What Happens When There Is a Suicide?

May 13, 2024

image of sign saying, You Are Not Alone, to support mental health and suicide prevention

It happened years ago but I’ll never forget. The telephone call came in on a weekend just before Christmas from my immediate supervisor at work. I never got calls from work on a weekend so I could not imagine the reason for the call. My supervisor, never one to mince words, said that our Boss had committed suicide. I do not remember the rest of the conversation but hung up the phone in shock. In the days following at work we talked about how none of us were aware of what caused this sudden death. He seemed “fine” at our last day of work before the holiday weekend. He was a good boss and I wondered what I could have done to help prevent this tragic death.

Suicide is sudden to those who are left to deal with the unexpected death. It can be accomplished in many ways but gun deaths are the most common particularly among men. According to an article funded by the SCAN Foundation (3/4/24), people 75 and older have the highest suicide rate among all age groups. This is largely driven by older men. Men experience death by suicide nearly 17 times more than women of the same age. Although suicide occurs among Black & Hispanic males, white males age 85 and older are 5.6 times greater to commit suicide than any other.

This group of older adults dying by suicide is growing by almost five times the rate of the overall population. Why is this? There are a unique set of circumstances that happen as a person ages. These can include a decline in physical health, reduced mental acuity, losing people in your social network, inability to participate and the loss of a spouse, other loved ones and friends. It is not uncommon when these situations occur that a person becomes anxious or depressed. Although it can become a diagnosable mental illness, most of the time these times of depression or anxiety are not considered mental illness.

Statistics offer strong evidence that individuals who live alone and are isolated have a diminished sense of well-being. If these individuals are also having difficulty completing every daily living tasks to help them remain independent, reach shows that they are four times more likely to become depressed.

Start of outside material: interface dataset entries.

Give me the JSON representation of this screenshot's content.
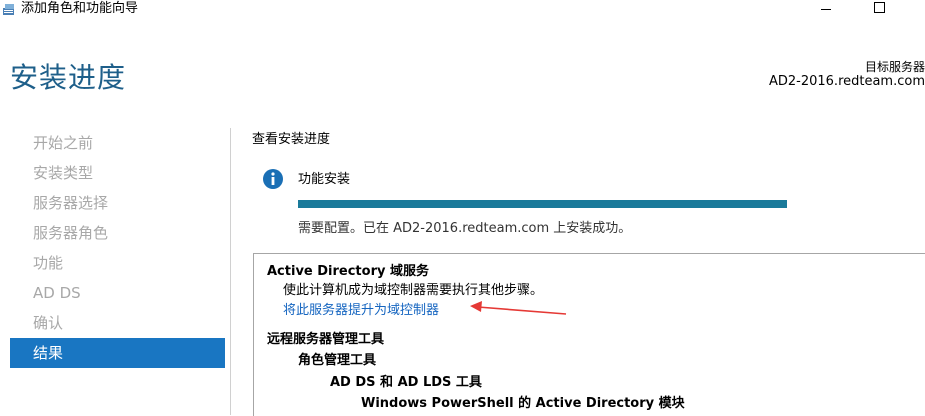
{
  "window": {
    "title": "添加角色和功能向导"
  },
  "header": {
    "page_title": "安装进度",
    "target_label": "目标服务器",
    "target_value": "AD2-2016.redteam.com"
  },
  "nav": {
    "items": [
      {
        "label": "开始之前",
        "active": false
      },
      {
        "label": "安装类型",
        "active": false
      },
      {
        "label": "服务器选择",
        "active": false
      },
      {
        "label": "服务器角色",
        "active": false
      },
      {
        "label": "功能",
        "active": false
      },
      {
        "label": "AD DS",
        "active": false
      },
      {
        "label": "确认",
        "active": false
      },
      {
        "label": "结果",
        "active": true
      }
    ]
  },
  "content": {
    "section_label": "查看安装进度",
    "feature_label": "功能安装",
    "progress": 1.0,
    "status_text": "需要配置。已在 AD2-2016.redteam.com 上安装成功。"
  },
  "results": {
    "adds_title": "Active Directory 域服务",
    "adds_desc": "使此计算机成为域控制器需要执行其他步骤。",
    "promote_link": "将此服务器提升为域控制器",
    "rsat_title": "远程服务器管理工具",
    "role_tools": "角色管理工具",
    "adds_tools": "AD DS 和 AD LDS 工具",
    "ps_module": "Windows PowerShell 的 Active Directory 模块"
  },
  "colors": {
    "accent": "#1976c2",
    "title": "#1e5f8a",
    "progress": "#1a7a9a",
    "link": "#1565c0",
    "arrow": "#e53935"
  }
}
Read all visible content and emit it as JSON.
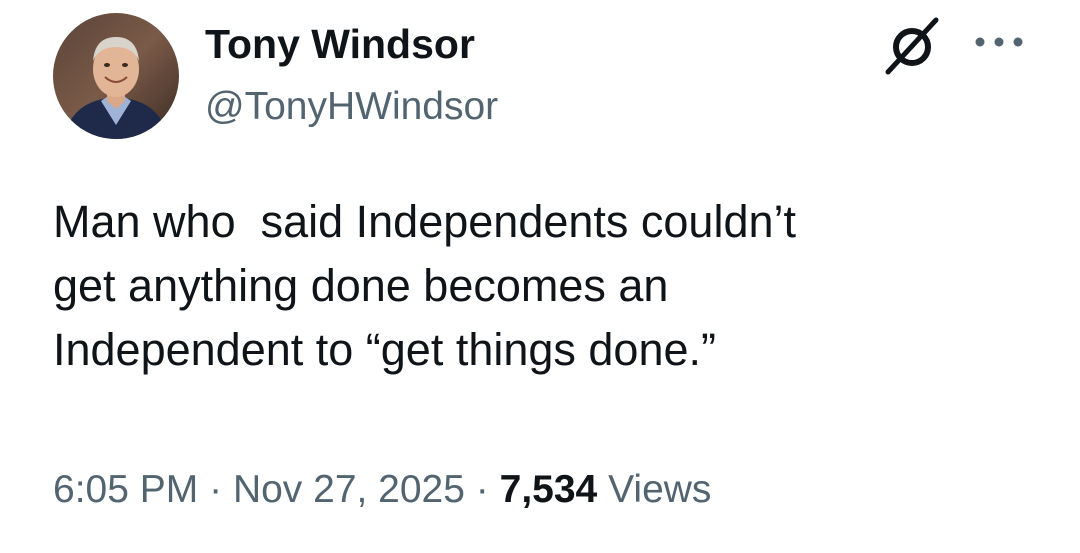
{
  "author": {
    "name": "Tony Windsor",
    "handle": "@TonyHWindsor"
  },
  "icons": {
    "grok": "grok-slash-icon",
    "more": "more-dots-icon"
  },
  "tweet": {
    "text": "Man who  said Independents couldn’t\nget anything done becomes an\nIndependent to “get things done.”"
  },
  "meta": {
    "time": "6:05 PM",
    "separator": "·",
    "date": "Nov 27, 2025",
    "views_count": "7,534",
    "views_label": "Views"
  },
  "colors": {
    "text_primary": "#0f1419",
    "text_secondary": "#536471",
    "background": "#ffffff"
  }
}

Interestingly, the statistics increase even more if the individual meets the criteria for “low income”. For these persons it can be six times more likely to have depressive symptoms.

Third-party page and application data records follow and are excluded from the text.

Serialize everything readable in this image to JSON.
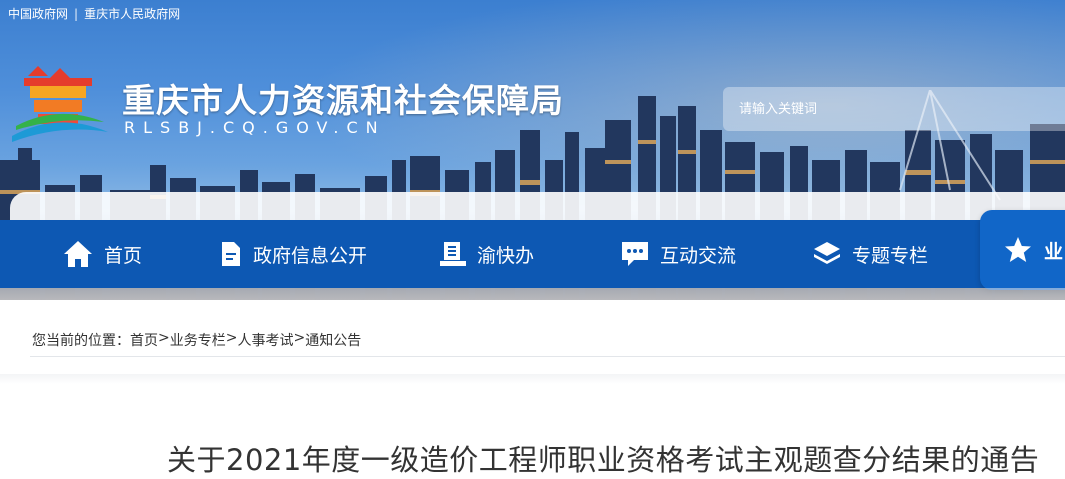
{
  "top_links": {
    "portal": "中国政府网",
    "separator": "|",
    "city": "重庆市人民政府网"
  },
  "header": {
    "title": "重庆市人力资源和社会保障局",
    "domain": "RLSBJ.CQ.GOV.CN"
  },
  "search": {
    "placeholder": "请输入关键词"
  },
  "nav": {
    "items": [
      {
        "label": "首页",
        "icon": "home-icon"
      },
      {
        "label": "政府信息公开",
        "icon": "document-icon"
      },
      {
        "label": "渝快办",
        "icon": "service-icon"
      },
      {
        "label": "互动交流",
        "icon": "chat-icon"
      },
      {
        "label": "专题专栏",
        "icon": "layers-icon"
      }
    ],
    "active": {
      "label": "业",
      "icon": "star-icon"
    }
  },
  "breadcrumb": {
    "prefix": "您当前的位置：",
    "items": [
      "首页",
      "业务专栏",
      "人事考试",
      "通知公告"
    ],
    "separator": ">"
  },
  "article": {
    "title": "关于2021年度一级造价工程师职业资格考试主观题查分结果的通告"
  },
  "colors": {
    "nav": "#0d58b3",
    "nav_active": "#1166c8",
    "text": "#333333"
  }
}
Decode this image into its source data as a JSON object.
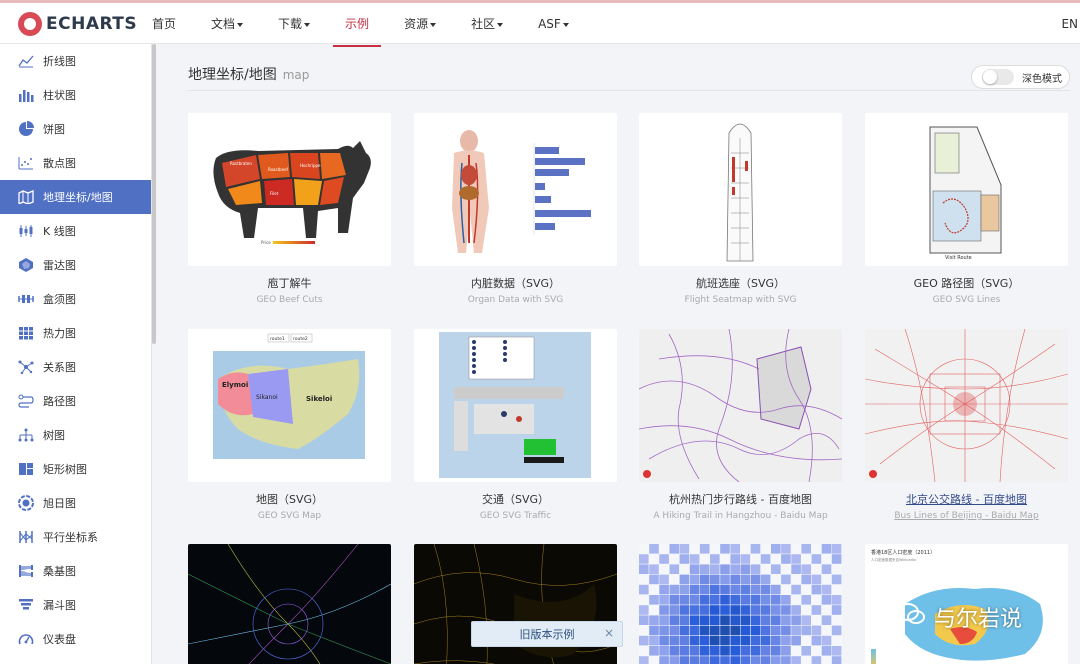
{
  "header": {
    "logo_text": "ECHARTS",
    "nav": [
      {
        "label": "首页",
        "dropdown": false,
        "active": false
      },
      {
        "label": "文档",
        "dropdown": true,
        "active": false
      },
      {
        "label": "下载",
        "dropdown": true,
        "active": false
      },
      {
        "label": "示例",
        "dropdown": false,
        "active": true
      },
      {
        "label": "资源",
        "dropdown": true,
        "active": false
      },
      {
        "label": "社区",
        "dropdown": true,
        "active": false
      },
      {
        "label": "ASF",
        "dropdown": true,
        "active": false
      }
    ],
    "lang": "EN"
  },
  "sidebar": {
    "items": [
      {
        "label": "折线图",
        "icon": "line-chart-icon"
      },
      {
        "label": "柱状图",
        "icon": "bar-chart-icon"
      },
      {
        "label": "饼图",
        "icon": "pie-chart-icon"
      },
      {
        "label": "散点图",
        "icon": "scatter-chart-icon"
      },
      {
        "label": "地理坐标/地图",
        "icon": "map-icon",
        "active": true
      },
      {
        "label": "K 线图",
        "icon": "candlestick-icon"
      },
      {
        "label": "雷达图",
        "icon": "radar-icon"
      },
      {
        "label": "盒须图",
        "icon": "boxplot-icon"
      },
      {
        "label": "热力图",
        "icon": "heatmap-icon"
      },
      {
        "label": "关系图",
        "icon": "graph-icon"
      },
      {
        "label": "路径图",
        "icon": "lines-icon"
      },
      {
        "label": "树图",
        "icon": "tree-icon"
      },
      {
        "label": "矩形树图",
        "icon": "treemap-icon"
      },
      {
        "label": "旭日图",
        "icon": "sunburst-icon"
      },
      {
        "label": "平行坐标系",
        "icon": "parallel-icon"
      },
      {
        "label": "桑基图",
        "icon": "sankey-icon"
      },
      {
        "label": "漏斗图",
        "icon": "funnel-icon"
      },
      {
        "label": "仪表盘",
        "icon": "gauge-icon"
      }
    ]
  },
  "section": {
    "title": "地理坐标/地图",
    "subtitle": "map",
    "dark_mode_label": "深色模式"
  },
  "cards": [
    {
      "title": "庖丁解牛",
      "subtitle": "GEO Beef Cuts"
    },
    {
      "title": "内脏数据（SVG）",
      "subtitle": "Organ Data with SVG"
    },
    {
      "title": "航班选座（SVG）",
      "subtitle": "Flight Seatmap with SVG"
    },
    {
      "title": "GEO 路径图（SVG）",
      "subtitle": "GEO SVG Lines"
    },
    {
      "title": "地图（SVG）",
      "subtitle": "GEO SVG Map"
    },
    {
      "title": "交通（SVG）",
      "subtitle": "GEO SVG Traffic"
    },
    {
      "title": "杭州热门步行路线 - 百度地图",
      "subtitle": "A Hiking Trail in Hangzhou - Baidu Map"
    },
    {
      "title": "北京公交路线 - 百度地图",
      "subtitle": "Bus Lines of Beijing - Baidu Map"
    },
    {
      "title": "",
      "subtitle": ""
    },
    {
      "title": "",
      "subtitle": ""
    },
    {
      "title": "",
      "subtitle": ""
    },
    {
      "title": "",
      "subtitle": ""
    }
  ],
  "thumbs": {
    "map_buttons": [
      "route1",
      "route2"
    ],
    "map_regions": [
      "Elymoi",
      "Sikanoi",
      "Sikeloi"
    ],
    "visit_route": "Visit Route",
    "population_title": "香港18区人口密度（2011）",
    "population_sub": "人口密度数据来自Wikipedia"
  },
  "toast": {
    "label": "旧版本示例",
    "close": "×"
  },
  "watermark": {
    "text": "与尔岩说"
  },
  "colors": {
    "brand": "#c92e42",
    "active_sidebar": "#5070c4"
  }
}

By the time an individual qualifies for Medicare at 65 or earlier for qualifying disabilities, everyone has interacted with the health care system. Unfortunately, according to research assessing as a suicide risk seldom occurs. In a National Institutes of Health (NIH) study 45 percent of those committing suicide saw a physician within the prior 30 days. Thirty-six percent of the same group had an ER visit, missed opportunities in those situations to access treatment and save deaths by suicide. Furthermore, current behavioral health programs often neglect behavioral health issues of older adults.

The Centers for Disease Control (CDC) in a November 2023 report states that the suicide rate is at its highest in 80 years. More than half of the deaths were by firearms. Since the pandemic in 2022-23 and the country’s lockdown deaths by suicide have been sharply increased. Regardless of age risk factors include: prior suicide attempts, history of depression, mental illness, alcohol or drug abuse, physical illness and feelings of isolation.

What can we do both for others and ourselves? How can we move forward or be there for another person that now is alone or at this point in their lives cannot see a reason to continue on?

  • It’s nice to have time alone – BUT not all the time. Go outside & take a 5 minute walk. Say hi to the horses next door or the neighbor who is sweeping her porch.
  • Send a card; write a note to someone you know. Write a few lines of what’s happening in your life. Cut an article from a magazine or newspaper you think they like.
  • Text, call or e mail someone you know. If they’re alone, make a point of contacting them once/twice a month. Even those tiny messages can help you and them stay connected.
  • Find a way to stay connected to your community whether it’s in your neighborhood, your church, or your family. Put forward a regular comment or conversation to feed that connection.
  • Ask, ask, ask for help & support from your primary care physician or the nurse practitioner particularly if you’ve lost someone close to you or know you’re depressed. Don’t be afraid to ask for a referral to a therapist to talk with. There are some therapists who accept Medicare reimbursement.
  • Talk to your family about your concerns, needing help completing daily tasks, driving, etc. Be open to accepting a bit of help to help with your continued independence.
  • Look for activities that are geared toward your age & interests. Most communities offer programs that are available for a nominal fee.

Suicidal thoughts can occur with anyone particularly when faced with life challenges. However, it can be a wake up call when suicidal thoughts come up to know it’s time to talk to someone. It may be a spouse, a good friend, an adult child or a sibling. Bring it up with your physician at the next visit or call the Mental Health Hotline such as WellSpace, a suicide prevention hotline that runs hotlines in 32 counties in northern California.

Carol S. Heape, MSW, CMC is the Founder of Elder Options, Inc., a care managed home care organization supporting client/families since 1988 throughout the Sacramento Region.